Business has it rough compared to the government! So I have this question “Is it Okay for the Government to Cook The Books”?
First let me say what Businesses aren’t allowed to do!
- Manipulate the bookkeeping records to alter their financial statements. In Accounting, this was called “cooking the book” or creating accounting, and this process was often used to change the bottom line depending on what a company wants their financial records to state. It goes both ways, sometimes a company (especially private ones) want the numbers to show little profit so they don’t have to pay high taxes. On the other hand, a company will inflate Sales and other income sources to make their stock more appealing to investors or potential buyers of the company. Both forms of manipulation are against IRS rules and basically fraud (if my memory serves me correctly). The excerpt at the end of this article sounds a lot like cooking the books to me.
- Now granted that I’m not a lawyer, I believe the employers aren’t allowed to borrow from the employee pensions plans that exist at the company. I believe this is a no-no that history has proved to be a horrible move! But ironically it’s not stopping the government from borrowing from the federal employee pension fund. Oh, the federal employees don’t have to worry about their retirement nest because if there is a shortcoming in the “federal employee pension fund”, you can bet your bottom dollar that it would be a priority for the government to refund. On the other hand, with Social Security… well we all know that state of that public (as in us) fund is doing.
Read the yahoo article titled “US taps pension fund to avoid passing debt limit” to read the full article, but below is the except that explains how it sounds like the government may be cooking the books?
WASHINGTON (AP) — Treasury Secretary Timothy Geithner says the government has begun borrowing from the federal employee pension fund to keep operating without surpassing its debt limit.
Geithner says in a letter to congressional leaders that the move will free up $156 billion in borrowing authority while Congress debates increasing the $16.4 trillion debt limit.
The government reached its borrowing limit on Dec. 31, but began using bookkeeping maneuvers to keep from surpassing it. Geithner has told congressional leaders that Treasury expects to exhaust those measures by mid-February to early March.

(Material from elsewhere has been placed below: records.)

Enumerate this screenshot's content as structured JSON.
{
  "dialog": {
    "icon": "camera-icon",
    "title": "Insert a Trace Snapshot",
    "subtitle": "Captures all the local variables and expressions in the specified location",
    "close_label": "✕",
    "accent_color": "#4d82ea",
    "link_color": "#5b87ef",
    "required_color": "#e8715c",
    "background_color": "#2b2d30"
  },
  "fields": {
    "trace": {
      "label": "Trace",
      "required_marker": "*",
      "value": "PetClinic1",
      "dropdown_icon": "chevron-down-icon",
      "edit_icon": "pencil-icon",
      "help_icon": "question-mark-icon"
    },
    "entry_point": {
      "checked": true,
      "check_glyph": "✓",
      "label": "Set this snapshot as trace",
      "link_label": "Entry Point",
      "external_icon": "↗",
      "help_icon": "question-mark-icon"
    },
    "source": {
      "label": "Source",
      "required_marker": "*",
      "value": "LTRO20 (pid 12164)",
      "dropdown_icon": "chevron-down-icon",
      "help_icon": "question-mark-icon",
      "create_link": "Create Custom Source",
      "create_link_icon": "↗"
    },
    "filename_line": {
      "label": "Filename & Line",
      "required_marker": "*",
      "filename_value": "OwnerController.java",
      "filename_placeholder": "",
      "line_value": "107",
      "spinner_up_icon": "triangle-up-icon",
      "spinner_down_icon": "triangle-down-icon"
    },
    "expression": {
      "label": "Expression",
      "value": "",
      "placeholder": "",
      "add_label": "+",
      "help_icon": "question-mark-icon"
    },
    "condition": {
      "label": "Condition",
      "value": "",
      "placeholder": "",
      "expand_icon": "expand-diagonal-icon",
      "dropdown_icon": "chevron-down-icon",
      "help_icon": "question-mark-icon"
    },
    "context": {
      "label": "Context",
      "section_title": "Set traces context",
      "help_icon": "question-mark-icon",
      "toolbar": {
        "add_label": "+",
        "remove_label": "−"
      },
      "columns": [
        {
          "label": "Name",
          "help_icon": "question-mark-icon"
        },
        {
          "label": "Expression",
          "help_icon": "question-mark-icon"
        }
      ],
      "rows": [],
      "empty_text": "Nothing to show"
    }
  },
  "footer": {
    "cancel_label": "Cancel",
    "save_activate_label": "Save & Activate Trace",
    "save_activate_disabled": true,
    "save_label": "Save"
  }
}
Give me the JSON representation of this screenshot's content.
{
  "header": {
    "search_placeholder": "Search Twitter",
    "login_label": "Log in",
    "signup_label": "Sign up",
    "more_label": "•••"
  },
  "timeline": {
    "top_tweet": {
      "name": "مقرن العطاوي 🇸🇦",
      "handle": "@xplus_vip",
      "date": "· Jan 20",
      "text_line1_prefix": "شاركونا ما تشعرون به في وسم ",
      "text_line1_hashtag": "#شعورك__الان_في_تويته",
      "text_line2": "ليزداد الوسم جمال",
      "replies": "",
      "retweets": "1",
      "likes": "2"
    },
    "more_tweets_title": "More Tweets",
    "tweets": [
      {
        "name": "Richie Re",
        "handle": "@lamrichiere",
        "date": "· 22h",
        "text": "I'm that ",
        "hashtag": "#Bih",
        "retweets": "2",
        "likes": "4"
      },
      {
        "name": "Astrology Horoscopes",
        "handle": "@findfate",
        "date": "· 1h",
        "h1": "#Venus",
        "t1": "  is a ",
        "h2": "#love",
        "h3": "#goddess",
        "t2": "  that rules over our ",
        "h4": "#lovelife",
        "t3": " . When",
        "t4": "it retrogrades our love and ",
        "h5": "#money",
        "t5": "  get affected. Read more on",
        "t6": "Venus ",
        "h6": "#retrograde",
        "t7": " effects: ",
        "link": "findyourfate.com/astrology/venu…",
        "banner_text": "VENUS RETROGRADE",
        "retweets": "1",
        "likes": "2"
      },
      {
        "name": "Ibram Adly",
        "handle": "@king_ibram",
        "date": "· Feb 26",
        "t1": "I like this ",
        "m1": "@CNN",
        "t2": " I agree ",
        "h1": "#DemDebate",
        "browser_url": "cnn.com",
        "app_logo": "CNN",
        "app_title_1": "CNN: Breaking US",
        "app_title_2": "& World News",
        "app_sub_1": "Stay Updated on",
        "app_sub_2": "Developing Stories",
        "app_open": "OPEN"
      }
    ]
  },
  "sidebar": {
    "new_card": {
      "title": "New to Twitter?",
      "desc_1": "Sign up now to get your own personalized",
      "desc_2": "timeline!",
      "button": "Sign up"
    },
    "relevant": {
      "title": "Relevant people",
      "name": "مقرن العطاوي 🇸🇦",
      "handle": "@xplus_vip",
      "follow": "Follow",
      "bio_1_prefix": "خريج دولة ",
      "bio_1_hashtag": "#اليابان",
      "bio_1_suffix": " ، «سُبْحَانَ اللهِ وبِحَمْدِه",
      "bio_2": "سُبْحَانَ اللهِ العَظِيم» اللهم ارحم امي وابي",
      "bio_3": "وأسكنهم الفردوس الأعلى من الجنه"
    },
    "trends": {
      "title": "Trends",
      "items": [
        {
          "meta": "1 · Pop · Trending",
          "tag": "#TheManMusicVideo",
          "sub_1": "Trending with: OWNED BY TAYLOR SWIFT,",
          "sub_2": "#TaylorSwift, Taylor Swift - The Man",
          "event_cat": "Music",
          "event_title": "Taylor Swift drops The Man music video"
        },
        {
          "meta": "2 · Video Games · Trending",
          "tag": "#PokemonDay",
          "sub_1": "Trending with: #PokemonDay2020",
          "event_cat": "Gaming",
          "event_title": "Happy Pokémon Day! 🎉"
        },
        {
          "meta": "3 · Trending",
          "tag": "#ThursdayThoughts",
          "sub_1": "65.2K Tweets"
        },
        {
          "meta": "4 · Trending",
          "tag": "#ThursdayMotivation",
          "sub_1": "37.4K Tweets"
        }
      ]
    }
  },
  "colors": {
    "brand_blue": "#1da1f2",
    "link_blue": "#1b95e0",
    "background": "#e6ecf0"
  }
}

What say you? It kind of reminds me of that old saying “Do as I say, not as I do”.